# EXERCISE OBJECTIVE
Produce an exact copy of the data below.

__________________________________________________

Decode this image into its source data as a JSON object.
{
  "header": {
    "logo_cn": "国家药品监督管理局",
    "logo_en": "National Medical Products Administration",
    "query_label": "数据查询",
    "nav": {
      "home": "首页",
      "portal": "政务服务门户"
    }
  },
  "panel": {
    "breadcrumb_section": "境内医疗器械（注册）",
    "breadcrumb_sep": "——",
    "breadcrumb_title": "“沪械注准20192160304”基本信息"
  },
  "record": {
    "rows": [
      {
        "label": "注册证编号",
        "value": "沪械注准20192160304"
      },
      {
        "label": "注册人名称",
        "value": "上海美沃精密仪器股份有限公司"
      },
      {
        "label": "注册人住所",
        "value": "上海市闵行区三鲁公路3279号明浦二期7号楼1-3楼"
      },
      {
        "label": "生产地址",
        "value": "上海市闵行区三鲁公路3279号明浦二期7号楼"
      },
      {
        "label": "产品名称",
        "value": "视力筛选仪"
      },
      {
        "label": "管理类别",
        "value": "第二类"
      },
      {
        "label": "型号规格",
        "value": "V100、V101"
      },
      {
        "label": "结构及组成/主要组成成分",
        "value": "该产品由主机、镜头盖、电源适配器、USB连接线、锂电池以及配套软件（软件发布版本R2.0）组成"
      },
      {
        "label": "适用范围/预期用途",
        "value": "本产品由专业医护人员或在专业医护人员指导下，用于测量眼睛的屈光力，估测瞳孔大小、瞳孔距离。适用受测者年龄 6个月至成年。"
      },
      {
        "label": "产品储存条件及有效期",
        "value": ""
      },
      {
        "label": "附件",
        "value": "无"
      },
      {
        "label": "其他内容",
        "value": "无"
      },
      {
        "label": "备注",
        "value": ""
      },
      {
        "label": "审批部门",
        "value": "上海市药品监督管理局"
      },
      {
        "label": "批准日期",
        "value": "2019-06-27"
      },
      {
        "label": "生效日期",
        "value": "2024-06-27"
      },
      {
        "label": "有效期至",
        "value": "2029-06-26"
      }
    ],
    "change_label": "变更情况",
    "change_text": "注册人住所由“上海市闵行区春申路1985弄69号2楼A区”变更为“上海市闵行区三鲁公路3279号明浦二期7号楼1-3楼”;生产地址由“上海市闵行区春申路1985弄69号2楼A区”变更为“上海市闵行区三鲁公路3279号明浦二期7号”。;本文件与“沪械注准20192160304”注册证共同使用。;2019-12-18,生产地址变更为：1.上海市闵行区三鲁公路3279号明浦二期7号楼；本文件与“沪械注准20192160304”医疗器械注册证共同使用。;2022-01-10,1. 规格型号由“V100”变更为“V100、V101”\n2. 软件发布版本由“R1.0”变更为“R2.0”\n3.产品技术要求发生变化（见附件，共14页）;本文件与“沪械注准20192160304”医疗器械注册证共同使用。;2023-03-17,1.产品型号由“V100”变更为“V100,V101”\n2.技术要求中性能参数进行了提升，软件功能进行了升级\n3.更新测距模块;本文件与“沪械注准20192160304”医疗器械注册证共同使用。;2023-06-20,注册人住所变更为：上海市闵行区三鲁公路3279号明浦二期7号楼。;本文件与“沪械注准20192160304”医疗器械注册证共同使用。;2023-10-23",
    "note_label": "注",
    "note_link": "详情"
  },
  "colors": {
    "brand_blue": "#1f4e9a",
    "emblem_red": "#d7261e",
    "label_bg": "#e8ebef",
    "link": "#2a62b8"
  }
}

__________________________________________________

# ANSWER TO THIS TASK
Decode this image into its source data as a JSON object.
{
  "header": {
    "logo_cn": "国家药品监督管理局",
    "logo_en": "National Medical Products Administration",
    "query_label": "数据查询",
    "nav": {
      "home": "首页",
      "portal": "政务服务门户"
    }
  },
  "panel": {
    "breadcrumb_section": "境内医疗器械（注册）",
    "breadcrumb_sep": "——",
    "breadcrumb_title": "“沪械注准20192160304”基本信息"
  },
  "record": {
    "rows": [
      {
        "label": "注册证编号",
        "value": "沪械注准20192160304"
      },
      {
        "label": "注册人名称",
        "value": "上海美沃精密仪器股份有限公司"
      },
      {
        "label": "注册人住所",
        "value": "上海市闵行区三鲁公路3279号明浦二期7号楼1-3楼"
      },
      {
        "label": "生产地址",
        "value": "上海市闵行区三鲁公路3279号明浦二期7号楼"
      },
      {
        "label": "产品名称",
        "value": "视力筛选仪"
      },
      {
        "label": "管理类别",
        "value": "第二类"
      },
      {
        "label": "型号规格",
        "value": "V100、V101"
      },
      {
        "label": "结构及组成/主要组成成分",
        "value": "该产品由主机、镜头盖、电源适配器、USB连接线、锂电池以及配套软件（软件发布版本R2.0）组成"
      },
      {
        "label": "适用范围/预期用途",
        "value": "本产品由专业医护人员或在专业医护人员指导下，用于测量眼睛的屈光力，估测瞳孔大小、瞳孔距离。适用受测者年龄 6个月至成年。"
      },
      {
        "label": "产品储存条件及有效期",
        "value": ""
      },
      {
        "label": "附件",
        "value": "无"
      },
      {
        "label": "其他内容",
        "value": "无"
      },
      {
        "label": "备注",
        "value": ""
      },
      {
        "label": "审批部门",
        "value": "上海市药品监督管理局"
      },
      {
        "label": "批准日期",
        "value": "2019-06-27"
      },
      {
        "label": "生效日期",
        "value": "2024-06-27"
      },
      {
        "label": "有效期至",
        "value": "2029-06-26"
      }
    ],
    "change_label": "变更情况",
    "change_text": "注册人住所由“上海市闵行区春申路1985弄69号2楼A区”变更为“上海市闵行区三鲁公路3279号明浦二期7号楼1-3楼”;生产地址由“上海市闵行区春申路1985弄69号2楼A区”变更为“上海市闵行区三鲁公路3279号明浦二期7号”。;本文件与“沪械注准20192160304”注册证共同使用。;2019-12-18,生产地址变更为：1.上海市闵行区三鲁公路3279号明浦二期7号楼；本文件与“沪械注准20192160304”医疗器械注册证共同使用。;2022-01-10,1. 规格型号由“V100”变更为“V100、V101”\n2. 软件发布版本由“R1.0”变更为“R2.0”\n3.产品技术要求发生变化（见附件，共14页）;本文件与“沪械注准20192160304”医疗器械注册证共同使用。;2023-03-17,1.产品型号由“V100”变更为“V100,V101”\n2.技术要求中性能参数进行了提升，软件功能进行了升级\n3.更新测距模块;本文件与“沪械注准20192160304”医疗器械注册证共同使用。;2023-06-20,注册人住所变更为：上海市闵行区三鲁公路3279号明浦二期7号楼。;本文件与“沪械注准20192160304”医疗器械注册证共同使用。;2023-10-23",
    "note_label": "注",
    "note_link": "详情"
  },
  "colors": {
    "brand_blue": "#1f4e9a",
    "emblem_red": "#d7261e",
    "label_bg": "#e8ebef",
    "link": "#2a62b8"
  }
}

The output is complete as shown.